The 2016 filing season brought improvements in the Internal Revenue Services’ level of customer service at call centers, and in efforts to thwart the rising threat of fraud based on taxpayer identity theft, the Government Accountability Office reported.
In a report on a five-year lookback released on Tuesday, auditors found that callers reached a live assistor for tax help 72 percent of the time, compared with only 37 percent in 2015 and seven percentage points higher than predicted. The average wait time was 11 minutes, compared with 18 minutes the year before.

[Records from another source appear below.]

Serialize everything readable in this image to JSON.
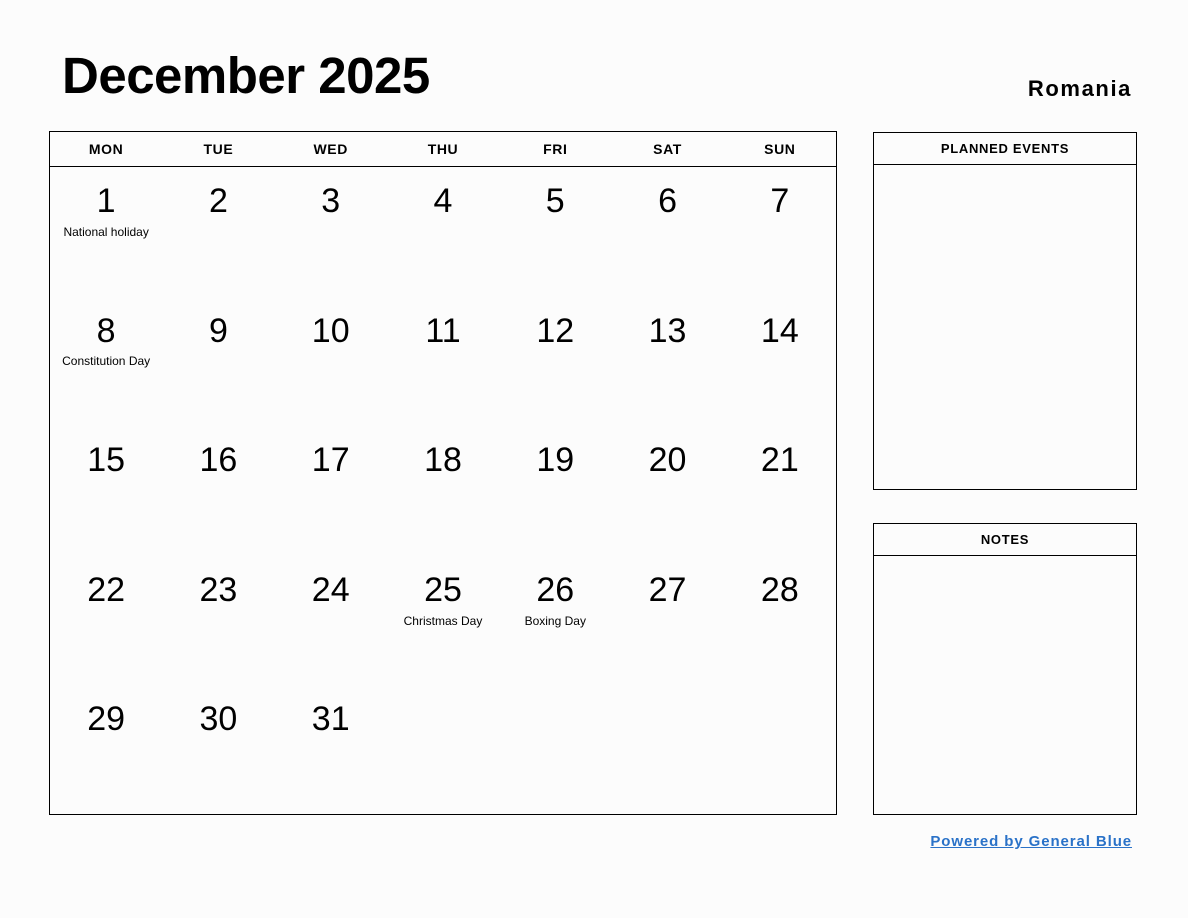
{
  "header": {
    "month_title": "December 2025",
    "country": "Romania"
  },
  "calendar": {
    "weekdays": [
      "MON",
      "TUE",
      "WED",
      "THU",
      "FRI",
      "SAT",
      "SUN"
    ],
    "weeks": [
      [
        {
          "day": "1",
          "event": "National holiday"
        },
        {
          "day": "2",
          "event": ""
        },
        {
          "day": "3",
          "event": ""
        },
        {
          "day": "4",
          "event": ""
        },
        {
          "day": "5",
          "event": ""
        },
        {
          "day": "6",
          "event": ""
        },
        {
          "day": "7",
          "event": ""
        }
      ],
      [
        {
          "day": "8",
          "event": "Constitution Day"
        },
        {
          "day": "9",
          "event": ""
        },
        {
          "day": "10",
          "event": ""
        },
        {
          "day": "11",
          "event": ""
        },
        {
          "day": "12",
          "event": ""
        },
        {
          "day": "13",
          "event": ""
        },
        {
          "day": "14",
          "event": ""
        }
      ],
      [
        {
          "day": "15",
          "event": ""
        },
        {
          "day": "16",
          "event": ""
        },
        {
          "day": "17",
          "event": ""
        },
        {
          "day": "18",
          "event": ""
        },
        {
          "day": "19",
          "event": ""
        },
        {
          "day": "20",
          "event": ""
        },
        {
          "day": "21",
          "event": ""
        }
      ],
      [
        {
          "day": "22",
          "event": ""
        },
        {
          "day": "23",
          "event": ""
        },
        {
          "day": "24",
          "event": ""
        },
        {
          "day": "25",
          "event": "Christmas Day"
        },
        {
          "day": "26",
          "event": "Boxing Day"
        },
        {
          "day": "27",
          "event": ""
        },
        {
          "day": "28",
          "event": ""
        }
      ],
      [
        {
          "day": "29",
          "event": ""
        },
        {
          "day": "30",
          "event": ""
        },
        {
          "day": "31",
          "event": ""
        },
        {
          "day": "",
          "event": ""
        },
        {
          "day": "",
          "event": ""
        },
        {
          "day": "",
          "event": ""
        },
        {
          "day": "",
          "event": ""
        }
      ]
    ]
  },
  "panels": {
    "planned_events_title": "PLANNED EVENTS",
    "notes_title": "NOTES"
  },
  "footer": {
    "link_label": "Powered by General Blue",
    "link_color": "#2a72c8"
  }
}
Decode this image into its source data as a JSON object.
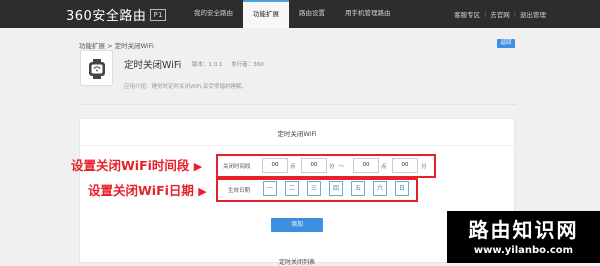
{
  "header": {
    "logo_text": "360安全路由",
    "logo_badge": "P1",
    "nav": [
      "我的安全路由",
      "功能扩展",
      "路由设置",
      "用手机管理路由"
    ],
    "active_nav_index": 1,
    "right_links": [
      "客服专区",
      "去官网",
      "退出管理"
    ]
  },
  "breadcrumb": {
    "parent": "功能扩展",
    "separator": ">",
    "current": "定时关闭WiFi"
  },
  "back_button": "返回",
  "app": {
    "icon": "watch-icon",
    "name": "定时关闭WiFi",
    "version_label": "版本：1.0.1",
    "publisher_label": "发行者：360",
    "description": "应用介绍：睡觉时定时关闭WiFi,享受零辐射睡眠。"
  },
  "panel": {
    "title": "定时关闭WiFi",
    "period": {
      "label": "关闭时间段",
      "start_hour": "00",
      "hour_unit": "点",
      "start_minute": "00",
      "minute_unit": "分",
      "range_sep": "～",
      "end_hour": "00",
      "end_minute": "00"
    },
    "days": {
      "label": "生效日期",
      "items": [
        "一",
        "二",
        "三",
        "四",
        "五",
        "六",
        "日"
      ]
    },
    "add_button": "添加",
    "list_title": "定时关闭列表"
  },
  "annotations": {
    "period": "设置关闭WiFi时间段",
    "days": "设置关闭WiFi日期",
    "color": "#e8202a"
  },
  "watermark": {
    "title": "路由知识网",
    "url": "www.yilanbo.com"
  },
  "colors": {
    "topbar": "#2d2d2d",
    "accent": "#3d8fe0",
    "annotation": "#e8202a"
  }
}
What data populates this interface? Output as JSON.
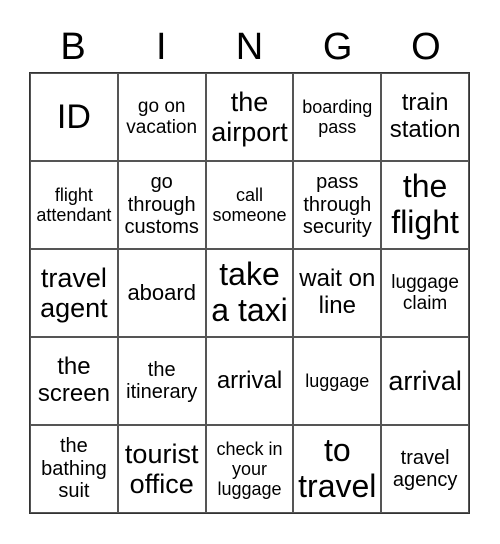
{
  "header": {
    "letters": [
      "B",
      "I",
      "N",
      "G",
      "O"
    ]
  },
  "cells": [
    "ID",
    "go on vacation",
    "the airport",
    "boarding pass",
    "train station",
    "flight attendant",
    "go through customs",
    "call someone",
    "pass through security",
    "the flight",
    "travel agent",
    "aboard",
    "take a taxi",
    "wait on line",
    "luggage claim",
    "the screen",
    "the itinerary",
    "arrival",
    "luggage",
    "arrival",
    "the bathing suit",
    "tourist office",
    "check in your luggage",
    "to travel",
    "travel agency"
  ]
}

Following years of complaints about budget cuts, Congress in late 2015 gave the agency a funding increase earmarked for improving customer service. As usual, the IRS reduced the level of service before and after the filing season to focus on tasks such as correspondence.
Total call volume rose by 2 percent over 2015’s volume, to more than 114 million calls. Those were handled by a staff increase of 23 percent, which also included 250 full- time employees working on assistance for identify theft victims.
While identity thieves continued to expand methods for scamming people and filing returns using stolen personal information, the number of new ID theft cases dropped in 2016 “because IRS improved its ability to detect fraud before processing the return,” agency officials said.
The report also discussed the agency’s handling of tax return processing, noting some errors in treatment of the Affordable Care Act health insurance premium tax credit.
The agency’s overall performance metrics, GAO noted, are not made easily available to taxpayers. That’s why among the watchdog’s four recommendations is that IRS create an online dashboard to display standards and progress metrics.
IRS officials agreed with most recommendations, but said some of the problems GAO cited are not widespread, and argued with the finding that the extent to which internal control processes prevent the release of fraudulent refunds is unknown.